During this 21 minute discussion Dr. O'Malley explains why primary care is becoming more team based and why that is important, the adoption and use of electronic medical records in the primary care practice setting and the emergence of retail health clinics over the past 15 years and her assessment thereof.    

Dr. Ann O’Malley is a Senior Fellow in the Health Research Division at Mathematica, a social policy AOMalley_bio[1] research organization.   Her research focuses moreover on primary care and quality of care.  Dr. O’Malley has also held faculty positions at Georgetown University Medical Center where she worked on research funded by the NIH's National Cancer Institute and foundations examining the use of evidence-based preventive services in primary care settings.  She serves as a reviewer and has published in the New England Journal of Medicine, Health Affairs, and the Annals of Internal Medicine.  She is a member of AcademyHealth and a fellow of the American College of Preventive Medicine.  Ann earned her MD from the University of Rochester School of Medicine and her MPH in Health Policy and Management from Johns Hopkins. 

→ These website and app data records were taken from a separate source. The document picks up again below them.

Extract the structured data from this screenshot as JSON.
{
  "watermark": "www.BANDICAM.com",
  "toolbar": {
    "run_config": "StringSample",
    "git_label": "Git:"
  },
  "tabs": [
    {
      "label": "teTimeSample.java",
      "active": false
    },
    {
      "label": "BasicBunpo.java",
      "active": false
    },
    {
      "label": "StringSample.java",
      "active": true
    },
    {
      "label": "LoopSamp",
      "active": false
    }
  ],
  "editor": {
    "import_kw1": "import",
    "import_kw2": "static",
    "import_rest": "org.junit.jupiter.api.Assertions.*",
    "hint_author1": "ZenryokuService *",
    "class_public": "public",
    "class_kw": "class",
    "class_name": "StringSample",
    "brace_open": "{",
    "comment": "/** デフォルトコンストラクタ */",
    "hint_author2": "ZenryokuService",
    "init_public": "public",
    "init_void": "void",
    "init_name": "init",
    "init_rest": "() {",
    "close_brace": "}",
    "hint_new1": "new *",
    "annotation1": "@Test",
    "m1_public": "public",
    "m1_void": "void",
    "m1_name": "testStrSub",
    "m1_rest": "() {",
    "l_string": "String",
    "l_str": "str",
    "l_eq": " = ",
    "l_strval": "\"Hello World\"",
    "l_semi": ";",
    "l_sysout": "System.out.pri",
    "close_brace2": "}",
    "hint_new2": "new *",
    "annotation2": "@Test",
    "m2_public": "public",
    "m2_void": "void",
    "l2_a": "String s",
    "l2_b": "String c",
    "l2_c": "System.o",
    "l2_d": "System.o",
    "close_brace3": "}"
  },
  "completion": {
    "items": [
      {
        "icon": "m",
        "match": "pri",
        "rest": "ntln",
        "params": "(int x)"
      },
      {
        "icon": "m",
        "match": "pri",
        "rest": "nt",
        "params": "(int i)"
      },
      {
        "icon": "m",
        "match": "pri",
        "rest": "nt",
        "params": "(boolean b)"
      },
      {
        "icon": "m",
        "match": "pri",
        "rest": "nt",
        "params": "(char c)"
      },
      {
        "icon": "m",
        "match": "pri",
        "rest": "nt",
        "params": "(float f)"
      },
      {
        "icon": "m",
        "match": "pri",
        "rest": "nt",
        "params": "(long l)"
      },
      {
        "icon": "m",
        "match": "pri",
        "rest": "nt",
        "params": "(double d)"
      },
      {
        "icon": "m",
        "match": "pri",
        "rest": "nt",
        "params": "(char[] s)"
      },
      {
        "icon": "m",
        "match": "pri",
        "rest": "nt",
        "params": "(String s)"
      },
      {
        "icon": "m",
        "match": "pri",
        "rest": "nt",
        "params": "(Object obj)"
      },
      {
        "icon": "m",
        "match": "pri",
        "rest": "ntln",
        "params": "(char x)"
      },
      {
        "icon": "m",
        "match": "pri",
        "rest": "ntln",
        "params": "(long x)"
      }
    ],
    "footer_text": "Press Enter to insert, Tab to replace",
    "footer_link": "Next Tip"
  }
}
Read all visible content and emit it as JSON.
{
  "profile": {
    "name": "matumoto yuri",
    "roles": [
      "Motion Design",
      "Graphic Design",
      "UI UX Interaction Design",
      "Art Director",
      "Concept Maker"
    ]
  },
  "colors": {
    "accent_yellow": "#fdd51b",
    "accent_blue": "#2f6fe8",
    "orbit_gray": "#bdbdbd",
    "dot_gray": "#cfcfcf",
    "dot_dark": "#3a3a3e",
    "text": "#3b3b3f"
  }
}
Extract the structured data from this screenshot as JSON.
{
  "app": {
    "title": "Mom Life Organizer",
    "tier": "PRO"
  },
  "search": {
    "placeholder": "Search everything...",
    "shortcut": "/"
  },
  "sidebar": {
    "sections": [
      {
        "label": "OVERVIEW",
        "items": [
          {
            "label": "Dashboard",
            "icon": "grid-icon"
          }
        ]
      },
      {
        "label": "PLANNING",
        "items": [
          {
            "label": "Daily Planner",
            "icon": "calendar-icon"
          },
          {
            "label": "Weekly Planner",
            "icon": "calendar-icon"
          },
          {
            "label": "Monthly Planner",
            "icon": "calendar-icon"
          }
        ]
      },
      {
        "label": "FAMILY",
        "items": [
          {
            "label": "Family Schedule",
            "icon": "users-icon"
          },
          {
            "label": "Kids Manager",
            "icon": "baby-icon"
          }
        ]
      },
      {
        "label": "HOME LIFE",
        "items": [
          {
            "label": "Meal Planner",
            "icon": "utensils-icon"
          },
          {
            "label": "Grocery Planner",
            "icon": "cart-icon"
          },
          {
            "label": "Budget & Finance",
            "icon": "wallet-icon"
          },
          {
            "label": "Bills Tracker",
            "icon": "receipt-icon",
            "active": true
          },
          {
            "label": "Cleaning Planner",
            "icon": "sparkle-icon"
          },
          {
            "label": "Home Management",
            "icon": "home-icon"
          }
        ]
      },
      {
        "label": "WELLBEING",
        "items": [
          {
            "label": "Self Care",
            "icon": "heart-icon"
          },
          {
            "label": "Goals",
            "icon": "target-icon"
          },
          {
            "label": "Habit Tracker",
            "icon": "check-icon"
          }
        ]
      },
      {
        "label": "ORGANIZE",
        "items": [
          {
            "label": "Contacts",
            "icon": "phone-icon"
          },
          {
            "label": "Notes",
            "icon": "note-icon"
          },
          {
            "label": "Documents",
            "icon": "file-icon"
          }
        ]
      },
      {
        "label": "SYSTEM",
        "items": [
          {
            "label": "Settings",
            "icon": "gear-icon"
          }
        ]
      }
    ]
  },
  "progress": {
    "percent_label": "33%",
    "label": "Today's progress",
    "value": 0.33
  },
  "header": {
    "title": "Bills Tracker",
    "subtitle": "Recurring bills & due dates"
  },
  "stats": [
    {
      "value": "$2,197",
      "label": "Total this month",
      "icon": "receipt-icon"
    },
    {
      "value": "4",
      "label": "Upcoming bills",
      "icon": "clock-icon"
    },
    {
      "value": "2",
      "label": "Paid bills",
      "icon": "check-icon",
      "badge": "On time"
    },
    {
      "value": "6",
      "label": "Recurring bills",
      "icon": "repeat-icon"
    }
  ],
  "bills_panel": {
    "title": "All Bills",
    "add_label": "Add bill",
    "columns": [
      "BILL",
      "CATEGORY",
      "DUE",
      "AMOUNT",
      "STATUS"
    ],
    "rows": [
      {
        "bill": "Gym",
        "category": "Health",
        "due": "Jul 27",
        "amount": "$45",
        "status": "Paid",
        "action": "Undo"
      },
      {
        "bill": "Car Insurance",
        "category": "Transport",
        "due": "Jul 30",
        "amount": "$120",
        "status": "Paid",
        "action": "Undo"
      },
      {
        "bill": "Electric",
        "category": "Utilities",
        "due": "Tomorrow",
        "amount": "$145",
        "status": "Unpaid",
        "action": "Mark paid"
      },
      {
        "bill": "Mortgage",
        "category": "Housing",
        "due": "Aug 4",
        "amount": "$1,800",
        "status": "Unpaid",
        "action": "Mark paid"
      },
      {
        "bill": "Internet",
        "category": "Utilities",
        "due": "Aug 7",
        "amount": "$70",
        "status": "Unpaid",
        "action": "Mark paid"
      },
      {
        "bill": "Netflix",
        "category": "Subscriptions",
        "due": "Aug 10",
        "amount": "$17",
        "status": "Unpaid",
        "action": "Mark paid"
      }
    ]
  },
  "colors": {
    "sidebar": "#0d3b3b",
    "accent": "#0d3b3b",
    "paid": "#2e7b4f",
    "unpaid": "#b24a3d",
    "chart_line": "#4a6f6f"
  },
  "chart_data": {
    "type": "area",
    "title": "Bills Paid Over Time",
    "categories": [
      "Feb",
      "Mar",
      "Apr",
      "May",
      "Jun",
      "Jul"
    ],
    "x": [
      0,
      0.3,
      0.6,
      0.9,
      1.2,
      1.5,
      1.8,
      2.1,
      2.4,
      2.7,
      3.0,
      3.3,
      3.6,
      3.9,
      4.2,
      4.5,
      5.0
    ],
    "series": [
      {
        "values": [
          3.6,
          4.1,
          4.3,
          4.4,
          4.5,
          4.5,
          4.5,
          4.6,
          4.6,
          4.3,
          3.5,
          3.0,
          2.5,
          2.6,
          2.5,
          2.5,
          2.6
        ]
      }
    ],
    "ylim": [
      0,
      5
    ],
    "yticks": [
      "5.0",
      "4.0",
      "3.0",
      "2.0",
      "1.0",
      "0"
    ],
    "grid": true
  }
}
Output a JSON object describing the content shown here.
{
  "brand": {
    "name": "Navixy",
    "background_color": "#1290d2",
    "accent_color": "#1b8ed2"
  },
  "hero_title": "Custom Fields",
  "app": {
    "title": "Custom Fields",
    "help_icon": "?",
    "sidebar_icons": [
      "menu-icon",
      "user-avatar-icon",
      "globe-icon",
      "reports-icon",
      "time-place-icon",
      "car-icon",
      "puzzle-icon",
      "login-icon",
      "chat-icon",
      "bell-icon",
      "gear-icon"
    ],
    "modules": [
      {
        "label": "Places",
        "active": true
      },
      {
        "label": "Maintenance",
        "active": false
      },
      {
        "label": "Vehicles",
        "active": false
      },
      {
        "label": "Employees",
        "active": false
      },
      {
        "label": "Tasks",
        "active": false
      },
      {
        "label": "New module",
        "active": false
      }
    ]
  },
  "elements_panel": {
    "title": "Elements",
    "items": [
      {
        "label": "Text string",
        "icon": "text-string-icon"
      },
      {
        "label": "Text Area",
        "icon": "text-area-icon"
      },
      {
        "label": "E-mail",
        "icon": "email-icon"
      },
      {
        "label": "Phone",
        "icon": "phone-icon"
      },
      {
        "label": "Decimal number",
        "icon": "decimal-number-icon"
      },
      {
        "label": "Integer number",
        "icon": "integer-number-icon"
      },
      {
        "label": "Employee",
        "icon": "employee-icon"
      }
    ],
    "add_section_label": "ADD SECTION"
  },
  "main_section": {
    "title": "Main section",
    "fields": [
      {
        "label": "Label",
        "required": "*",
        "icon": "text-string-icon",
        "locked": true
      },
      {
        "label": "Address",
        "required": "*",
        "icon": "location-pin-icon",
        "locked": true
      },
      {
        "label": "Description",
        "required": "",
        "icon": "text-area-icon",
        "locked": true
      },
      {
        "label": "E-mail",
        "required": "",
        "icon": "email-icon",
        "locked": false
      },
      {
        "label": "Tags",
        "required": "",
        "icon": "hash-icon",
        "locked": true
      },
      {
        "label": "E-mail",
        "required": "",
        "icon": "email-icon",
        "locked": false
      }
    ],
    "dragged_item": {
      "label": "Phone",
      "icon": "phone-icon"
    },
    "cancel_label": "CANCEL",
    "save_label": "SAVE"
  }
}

For more on retail health clinics see this 2013 Center for Studying Health System Change publication titled "Despite Rapid Growth, Retail Clinic Use Remains Modest," by Ha T. Tu and Ellyn R. Boukus at: http://www.hschange.org/CONTENT/1392/.